◆ Try it
The answer must be an exact copy of every entry, with no pictures in it.

Component data from apps and pages
--------------------------------

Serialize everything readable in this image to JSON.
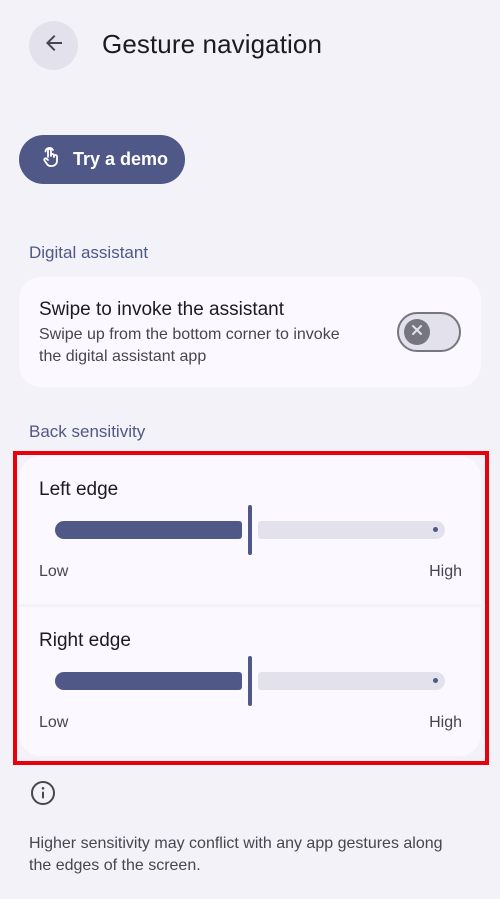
{
  "header": {
    "back_icon": "arrow-back-icon",
    "title": "Gesture navigation"
  },
  "demo": {
    "icon": "touch-gesture-icon",
    "label": "Try a demo"
  },
  "digital_assistant": {
    "section_title": "Digital assistant",
    "item": {
      "title": "Swipe to invoke the assistant",
      "description": "Swipe up from the bottom corner to invoke the digital assistant app",
      "toggle_on": false
    }
  },
  "back_sensitivity": {
    "section_title": "Back sensitivity",
    "sliders": [
      {
        "title": "Left edge",
        "min_label": "Low",
        "max_label": "High",
        "value": 0.5
      },
      {
        "title": "Right edge",
        "min_label": "Low",
        "max_label": "High",
        "value": 0.5
      }
    ]
  },
  "footer": {
    "icon": "info-icon",
    "text": "Higher sensitivity may conflict with any app gestures along the edges of the screen."
  },
  "colors": {
    "background": "#f3f2f9",
    "accent": "#4f5886",
    "card": "#fbf8ff",
    "highlight": "#e8000b"
  }
}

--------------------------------

◆ Response area
Serialize everything readable in this image to JSON.
{
  "header": {
    "back_icon": "arrow-back-icon",
    "title": "Gesture navigation"
  },
  "demo": {
    "icon": "touch-gesture-icon",
    "label": "Try a demo"
  },
  "digital_assistant": {
    "section_title": "Digital assistant",
    "item": {
      "title": "Swipe to invoke the assistant",
      "description": "Swipe up from the bottom corner to invoke the digital assistant app",
      "toggle_on": false
    }
  },
  "back_sensitivity": {
    "section_title": "Back sensitivity",
    "sliders": [
      {
        "title": "Left edge",
        "min_label": "Low",
        "max_label": "High",
        "value": 0.5
      },
      {
        "title": "Right edge",
        "min_label": "Low",
        "max_label": "High",
        "value": 0.5
      }
    ]
  },
  "footer": {
    "icon": "info-icon",
    "text": "Higher sensitivity may conflict with any app gestures along the edges of the screen."
  },
  "colors": {
    "background": "#f3f2f9",
    "accent": "#4f5886",
    "card": "#fbf8ff",
    "highlight": "#e8000b"
  }
}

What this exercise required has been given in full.